[Opening Exercise input section]
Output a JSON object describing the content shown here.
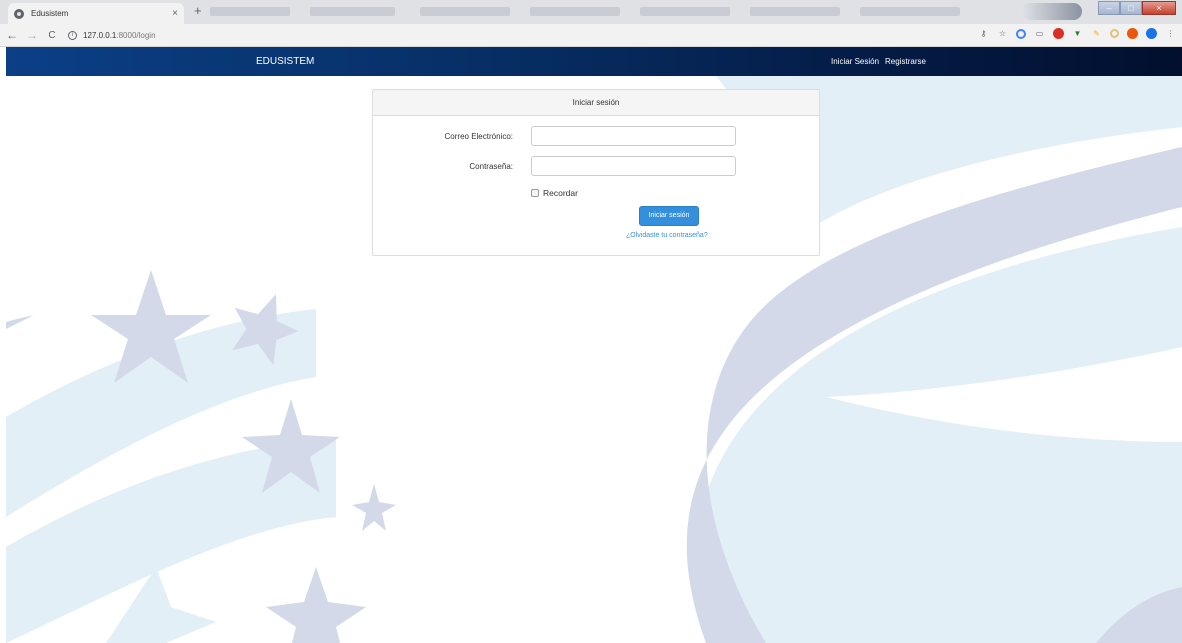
{
  "browser": {
    "tab": {
      "title": "Edusistem",
      "close_glyph": "×"
    },
    "new_tab_glyph": "+",
    "nav": {
      "back": "←",
      "forward": "→",
      "reload": "C"
    },
    "address_bar": {
      "host": "127.0.0.1",
      "path": ":8000/login"
    },
    "extension_icons": [
      "key-icon",
      "star-icon",
      "circle-g-icon",
      "cast-icon",
      "adblock-icon",
      "vue-devtools-icon",
      "pen-icon",
      "ring-icon",
      "stop-icon",
      "account-icon",
      "menu-icon"
    ]
  },
  "navbar": {
    "brand": "EDUSISTEM",
    "links": {
      "login": "Iniciar Sesión",
      "register": "Registrarse"
    },
    "colors": {
      "start": "#0b3f86",
      "end": "#020f2e"
    }
  },
  "login_panel": {
    "heading": "Iniciar sesión",
    "email": {
      "label": "Correo Electrónico:",
      "value": ""
    },
    "password": {
      "label": "Contraseña:",
      "value": ""
    },
    "remember_label": "Recordar",
    "remember_checked": false,
    "submit_label": "Iniciar sesión",
    "forgot_link": "¿Olvidaste tu contraseña?",
    "accent_color": "#3490dc"
  },
  "background": {
    "shape_color": "#d3d9e8",
    "light_color": "#e3eff7"
  }
}
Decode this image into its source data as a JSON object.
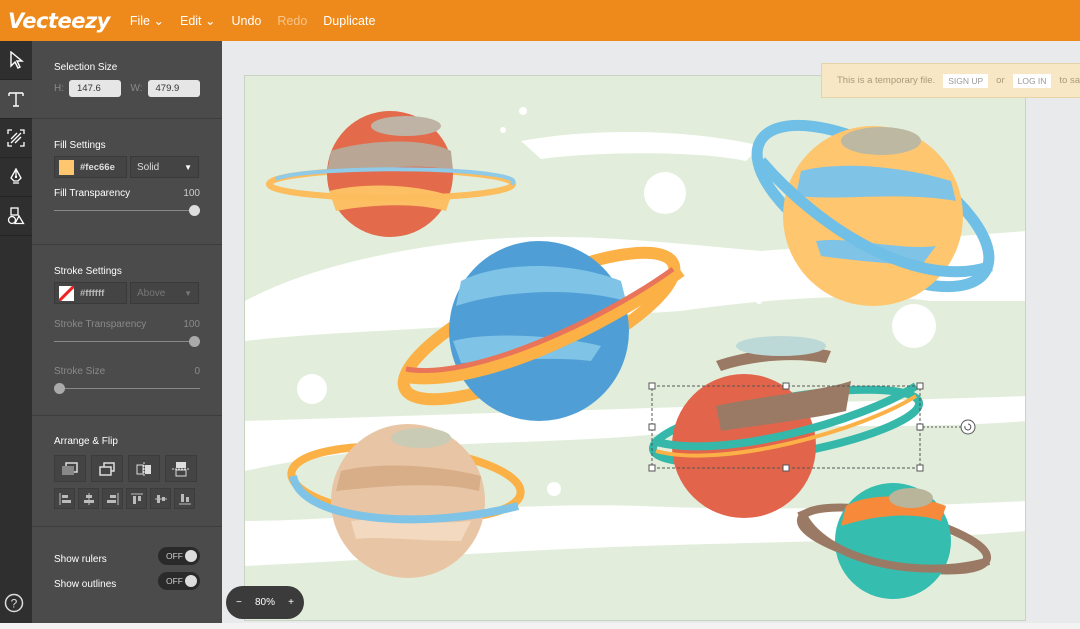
{
  "header": {
    "logo": "Vecteezy",
    "menu": [
      {
        "label": "File",
        "dropdown": true
      },
      {
        "label": "Edit",
        "dropdown": true
      },
      {
        "label": "Undo",
        "enabled": true
      },
      {
        "label": "Redo",
        "enabled": false
      },
      {
        "label": "Duplicate",
        "enabled": true
      }
    ]
  },
  "tools": [
    "select-arrow-icon",
    "text-icon",
    "pattern-icon",
    "pen-icon",
    "shapes-icon"
  ],
  "panel": {
    "selection": {
      "title": "Selection Size",
      "h_label": "H:",
      "h_value": "147.6",
      "w_label": "W:",
      "w_value": "479.9"
    },
    "fill": {
      "title": "Fill Settings",
      "color": "#fec66e",
      "color_label": "#fec66e",
      "type": "Solid",
      "transparency_label": "Fill Transparency",
      "transparency": 100
    },
    "stroke": {
      "title": "Stroke Settings",
      "color_label": "#ffffff",
      "position": "Above",
      "transparency_label": "Stroke Transparency",
      "transparency": 100,
      "size_label": "Stroke Size",
      "size": 0
    },
    "arrange": {
      "title": "Arrange & Flip"
    },
    "show_rulers": {
      "label": "Show rulers",
      "state": "OFF"
    },
    "show_outlines": {
      "label": "Show outlines",
      "state": "OFF"
    }
  },
  "notice": {
    "text": "This is a temporary file.",
    "signup": "SIGN UP",
    "or": "or",
    "login": "LOG IN",
    "tail": "to sav"
  },
  "zoom": {
    "minus": "−",
    "level": "80%",
    "plus": "+"
  },
  "colors": {
    "brand": "#ee8a1c",
    "panel": "#4b4b4b",
    "artboard": "#e2eedb"
  }
}
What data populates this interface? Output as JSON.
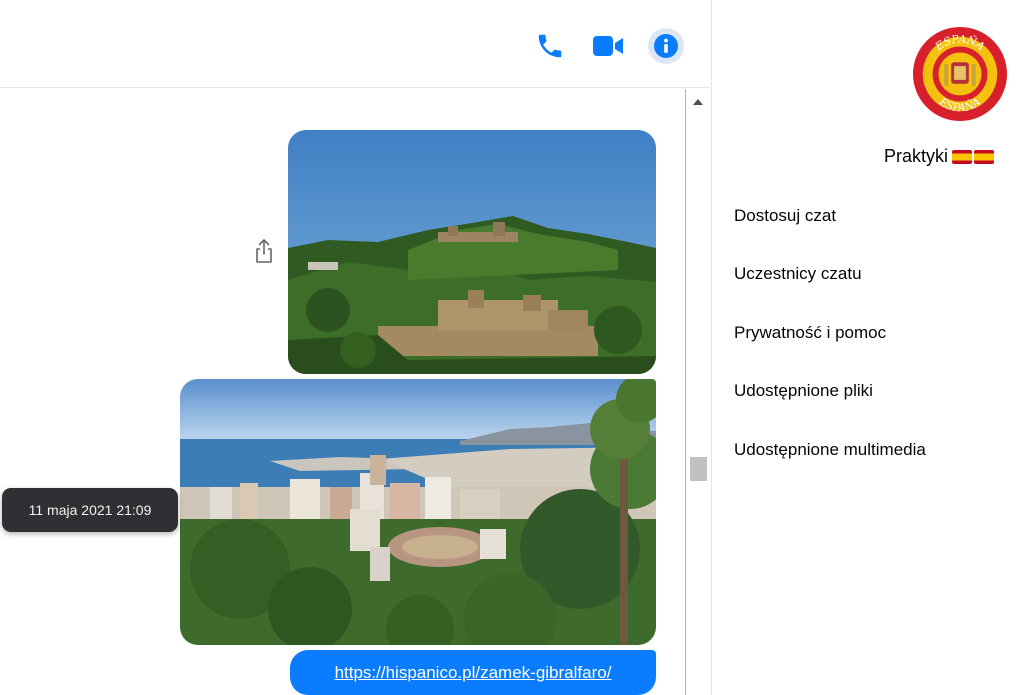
{
  "header": {
    "icons": [
      "phone-icon",
      "video-camera-icon",
      "info-icon"
    ],
    "accent_color": "#0a7cff"
  },
  "messages": {
    "timestamp": "11 maja 2021 21:09",
    "link_text": "https://hispanico.pl/zamek-gibralfaro/"
  },
  "side_panel": {
    "group_name": "Praktyki",
    "avatar_text_top": "ESPAÑA",
    "avatar_text_bottom": "ESPAÑA",
    "menu_items": [
      "Dostosuj czat",
      "Uczestnicy czatu",
      "Prywatność i pomoc",
      "Udostępnione pliki",
      "Udostępnione multimedia"
    ]
  },
  "colors": {
    "link_bubble": "#0a7cff",
    "tooltip_bg": "#2f3033"
  }
}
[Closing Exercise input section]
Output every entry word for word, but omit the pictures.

* [Solution below]
Output a JSON object describing the content shown here.
{
  "browser": {
    "tab": {
      "title": "Edusistem",
      "close_glyph": "×"
    },
    "new_tab_glyph": "+",
    "nav": {
      "back": "←",
      "forward": "→",
      "reload": "C"
    },
    "address_bar": {
      "host": "127.0.0.1",
      "path": ":8000/login"
    },
    "extension_icons": [
      "key-icon",
      "star-icon",
      "circle-g-icon",
      "cast-icon",
      "adblock-icon",
      "vue-devtools-icon",
      "pen-icon",
      "ring-icon",
      "stop-icon",
      "account-icon",
      "menu-icon"
    ]
  },
  "navbar": {
    "brand": "EDUSISTEM",
    "links": {
      "login": "Iniciar Sesión",
      "register": "Registrarse"
    },
    "colors": {
      "start": "#0b3f86",
      "end": "#020f2e"
    }
  },
  "login_panel": {
    "heading": "Iniciar sesión",
    "email": {
      "label": "Correo Electrónico:",
      "value": ""
    },
    "password": {
      "label": "Contraseña:",
      "value": ""
    },
    "remember_label": "Recordar",
    "remember_checked": false,
    "submit_label": "Iniciar sesión",
    "forgot_link": "¿Olvidaste tu contraseña?",
    "accent_color": "#3490dc"
  },
  "background": {
    "shape_color": "#d3d9e8",
    "light_color": "#e3eff7"
  }
}
Decode this image into its source data as a JSON object.
{
  "header": {
    "logo": "Vecteezy",
    "menu": [
      {
        "label": "File",
        "dropdown": true
      },
      {
        "label": "Edit",
        "dropdown": true
      },
      {
        "label": "Undo",
        "enabled": true
      },
      {
        "label": "Redo",
        "enabled": false
      },
      {
        "label": "Duplicate",
        "enabled": true
      }
    ]
  },
  "tools": [
    "select-arrow-icon",
    "text-icon",
    "pattern-icon",
    "pen-icon",
    "shapes-icon"
  ],
  "panel": {
    "selection": {
      "title": "Selection Size",
      "h_label": "H:",
      "h_value": "147.6",
      "w_label": "W:",
      "w_value": "479.9"
    },
    "fill": {
      "title": "Fill Settings",
      "color": "#fec66e",
      "color_label": "#fec66e",
      "type": "Solid",
      "transparency_label": "Fill Transparency",
      "transparency": 100
    },
    "stroke": {
      "title": "Stroke Settings",
      "color_label": "#ffffff",
      "position": "Above",
      "transparency_label": "Stroke Transparency",
      "transparency": 100,
      "size_label": "Stroke Size",
      "size": 0
    },
    "arrange": {
      "title": "Arrange & Flip"
    },
    "show_rulers": {
      "label": "Show rulers",
      "state": "OFF"
    },
    "show_outlines": {
      "label": "Show outlines",
      "state": "OFF"
    }
  },
  "notice": {
    "text": "This is a temporary file.",
    "signup": "SIGN UP",
    "or": "or",
    "login": "LOG IN",
    "tail": "to sav"
  },
  "zoom": {
    "minus": "−",
    "level": "80%",
    "plus": "+"
  },
  "colors": {
    "brand": "#ee8a1c",
    "panel": "#4b4b4b",
    "artboard": "#e2eedb"
  }
}
What data populates this interface? Output as JSON.
{
  "header": {
    "icons": [
      "phone-icon",
      "video-camera-icon",
      "info-icon"
    ],
    "accent_color": "#0a7cff"
  },
  "messages": {
    "timestamp": "11 maja 2021 21:09",
    "link_text": "https://hispanico.pl/zamek-gibralfaro/"
  },
  "side_panel": {
    "group_name": "Praktyki",
    "avatar_text_top": "ESPAÑA",
    "avatar_text_bottom": "ESPAÑA",
    "menu_items": [
      "Dostosuj czat",
      "Uczestnicy czatu",
      "Prywatność i pomoc",
      "Udostępnione pliki",
      "Udostępnione multimedia"
    ]
  },
  "colors": {
    "link_bubble": "#0a7cff",
    "tooltip_bg": "#2f3033"
  }
}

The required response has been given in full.